WHAT TO PRODUCE =
Pictures found in the material must be left out, and every line returned as written.

----- SOURCE DATA -----

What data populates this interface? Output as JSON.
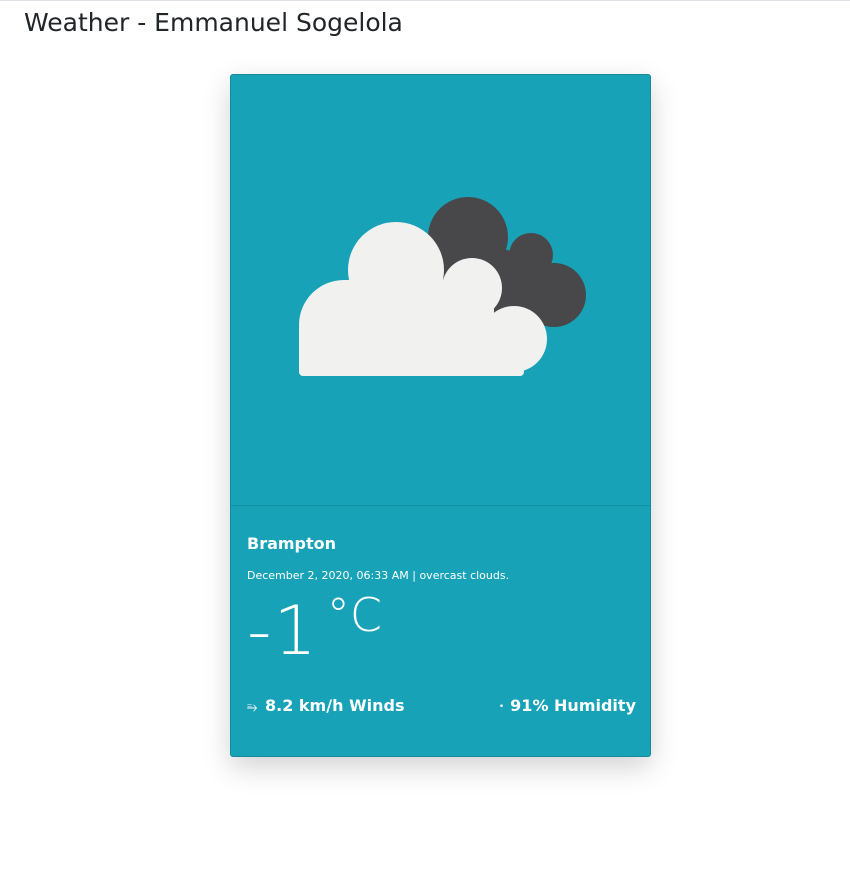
{
  "page": {
    "title": "Weather - Emmanuel Sogelola"
  },
  "weather": {
    "icon": "overcast-clouds-icon",
    "city": "Brampton",
    "date_time": "December 2, 2020, 06:33 AM",
    "separator": "|",
    "description": "overcast clouds.",
    "temperature": "-1",
    "unit": "°C",
    "wind_icon": "wind-icon",
    "wind_symbol": "⥱",
    "wind_text": "8.2 km/h Winds",
    "humidity_icon": "droplet-icon",
    "humidity_symbol": "•",
    "humidity_text": "91% Humidity"
  },
  "colors": {
    "card_background": "#17a2b8",
    "cloud_front": "#f1f1f0",
    "cloud_back": "#48484a",
    "text": "#ffffff"
  }
}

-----

RESPONSE BELOW =
What data populates this interface? Output as JSON.
{
  "page": {
    "title": "Weather - Emmanuel Sogelola"
  },
  "weather": {
    "icon": "overcast-clouds-icon",
    "city": "Brampton",
    "date_time": "December 2, 2020, 06:33 AM",
    "separator": "|",
    "description": "overcast clouds.",
    "temperature": "-1",
    "unit": "°C",
    "wind_icon": "wind-icon",
    "wind_symbol": "⥱",
    "wind_text": "8.2 km/h Winds",
    "humidity_icon": "droplet-icon",
    "humidity_symbol": "•",
    "humidity_text": "91% Humidity"
  },
  "colors": {
    "card_background": "#17a2b8",
    "cloud_front": "#f1f1f0",
    "cloud_back": "#48484a",
    "text": "#ffffff"
  }
}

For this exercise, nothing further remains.